The Currituck Beach Lighthouse is known as a first order lighthouse, which means it has the largest of seven Fresnel lens sizes. The original source of light was a U.S. mineral oil lamp consisting of five concentric wicks; the largest was 4 inches in diameter.
Before the advent of electricity, a mechanical means was required to rotate the huge lenses that made the light appear to flash. A system of weights suspended from a line powered a clockwork mechanism beneath the lantern--much like the workings of a grandfather clock. The keeper cranked the weights up by hand every two and a half hours.
Like the other lighthouses on North Carolina's Outer Banks, this one still serves as an aid to navigation.
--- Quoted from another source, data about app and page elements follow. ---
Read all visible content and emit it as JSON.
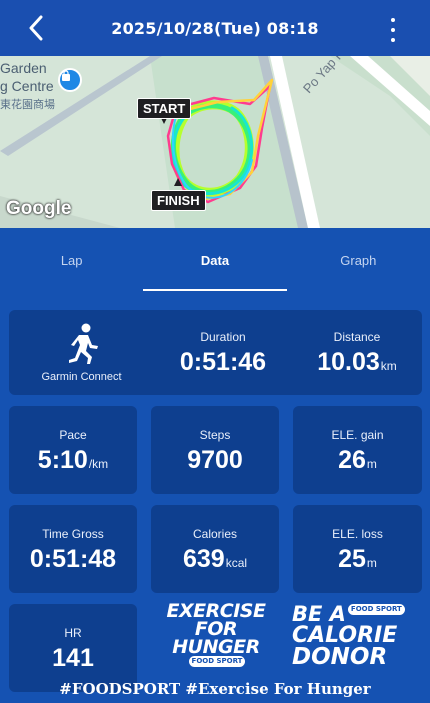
{
  "header": {
    "title": "2025/10/28(Tue) 08:18"
  },
  "map": {
    "place_line1": "Garden",
    "place_line2": "g Centre",
    "place_line3": "東花園商場",
    "road": "Po Yap Ro",
    "start_label": "START",
    "finish_label": "FINISH",
    "provider": "Google"
  },
  "tabs": [
    {
      "label": "Lap"
    },
    {
      "label": "Data"
    },
    {
      "label": "Graph"
    }
  ],
  "summary": {
    "source_label": "Garmin Connect",
    "duration": {
      "label": "Duration",
      "value": "0:51:46"
    },
    "distance": {
      "label": "Distance",
      "value": "10.03",
      "unit": "km"
    }
  },
  "metrics": {
    "pace": {
      "label": "Pace",
      "value": "5:10",
      "unit": "/km"
    },
    "steps": {
      "label": "Steps",
      "value": "9700"
    },
    "ele_gain": {
      "label": "ELE. gain",
      "value": "26",
      "unit": "m"
    },
    "time_gross": {
      "label": "Time Gross",
      "value": "0:51:48"
    },
    "calories": {
      "label": "Calories",
      "value": "639",
      "unit": "kcal"
    },
    "ele_loss": {
      "label": "ELE. loss",
      "value": "25",
      "unit": "m"
    },
    "hr": {
      "label": "HR",
      "value": "141"
    }
  },
  "promo": {
    "left_line1": "EXERCISE",
    "left_line2": "FOR",
    "left_line3": "HUNGER",
    "left_badge": "FOOD SPORT",
    "right_line1": "BE A",
    "right_badge": "FOOD SPORT",
    "right_line2": "CALORIE",
    "right_line3": "DONOR"
  },
  "hashtag": "#FOODSPORT #Exercise For Hunger",
  "colors": {
    "background": "#1552b2",
    "card": "#0e3f8f",
    "header": "#1a4fb0"
  }
}
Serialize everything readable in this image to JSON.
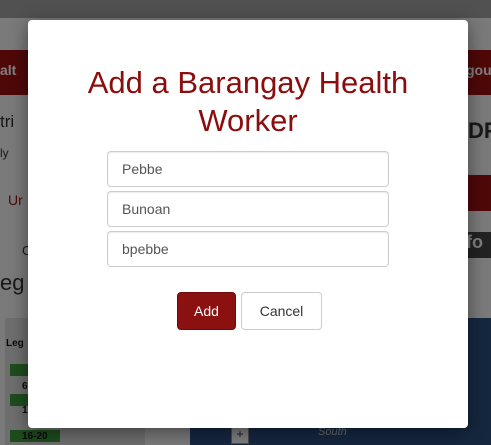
{
  "background": {
    "nav_left_fragment": "alt",
    "nav_right_fragment": "gou",
    "left_fragments": [
      "tri",
      "ly",
      "Ur",
      "C",
      "eg"
    ],
    "right_fragment_1": "DP",
    "right_fragment_2": "t fo",
    "legend_label": "Leg",
    "legend_row_1": "6",
    "legend_row_2": "1",
    "legend_row_3": "16-20",
    "map_zoom_label": "+",
    "map_compass_label": "South"
  },
  "modal": {
    "title": "Add a Barangay Health Worker",
    "fields": [
      {
        "value": "Pebbe"
      },
      {
        "value": "Bunoan"
      },
      {
        "value": "bpebbe"
      }
    ],
    "add_label": "Add",
    "cancel_label": "Cancel"
  },
  "colors": {
    "accent": "#8b1010",
    "title": "#8b0d0d"
  }
}
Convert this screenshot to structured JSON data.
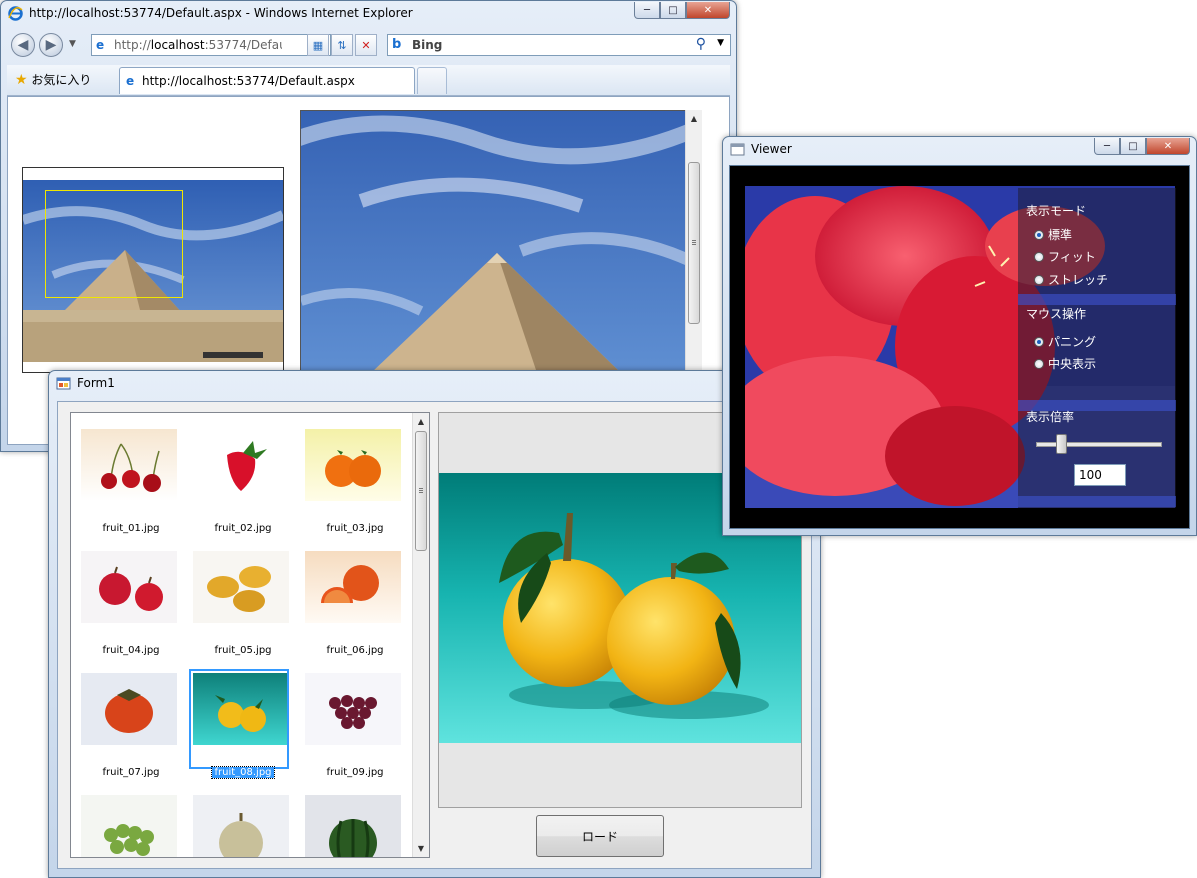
{
  "ie": {
    "window_title": "http://localhost:53774/Default.aspx - Windows Internet Explorer",
    "address_prefix": "http://",
    "address_host": "localhost",
    "address_rest": ":53774/Defau",
    "search_label": "Bing",
    "favorites_label": "お気に入り",
    "tab_title": "http://localhost:53774/Default.aspx"
  },
  "form1": {
    "window_title": "Form1",
    "items": [
      {
        "label": "fruit_01.jpg"
      },
      {
        "label": "fruit_02.jpg"
      },
      {
        "label": "fruit_03.jpg"
      },
      {
        "label": "fruit_04.jpg"
      },
      {
        "label": "fruit_05.jpg"
      },
      {
        "label": "fruit_06.jpg"
      },
      {
        "label": "fruit_07.jpg"
      },
      {
        "label": "fruit_08.jpg"
      },
      {
        "label": "fruit_09.jpg"
      }
    ],
    "selected_item": "fruit_08.jpg",
    "load_button": "ロード"
  },
  "viewer": {
    "window_title": "Viewer",
    "display_mode_header": "表示モード",
    "display_modes": [
      "標準",
      "フィット",
      "ストレッチ"
    ],
    "selected_display_mode": "標準",
    "mouse_header": "マウス操作",
    "mouse_modes": [
      "パニング",
      "中央表示"
    ],
    "selected_mouse_mode": "パニング",
    "zoom_header": "表示倍率",
    "zoom_value": "100",
    "zoom_slider_fraction": 0.2
  }
}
The beacon comes on automatically every evening at dusk and ceases at dawn.
With a 20-second flash cycle (on for 3 seconds, off for 17 seconds), the light can be seen for 18 nautical miles. The distinctive sequence enables the lighthouse not only to warn mariners but also to help identify their locations.
The Currituck Beach Lighthouse was the last major brick lighthouse built on the Outer Banks.
CLIMB TO THE TOP
The Currituck Beach Lighthouse and Museum Shop are open daily from Easter
through Thanksgiving (closed Thanksgiving Day). During periods of high
winds or thunderstorms the lighthouse tower may be closed to climbers.
Winter months provide time for restoration and maintenance. Telephone
252/453-4939 for lighthouse hours and information.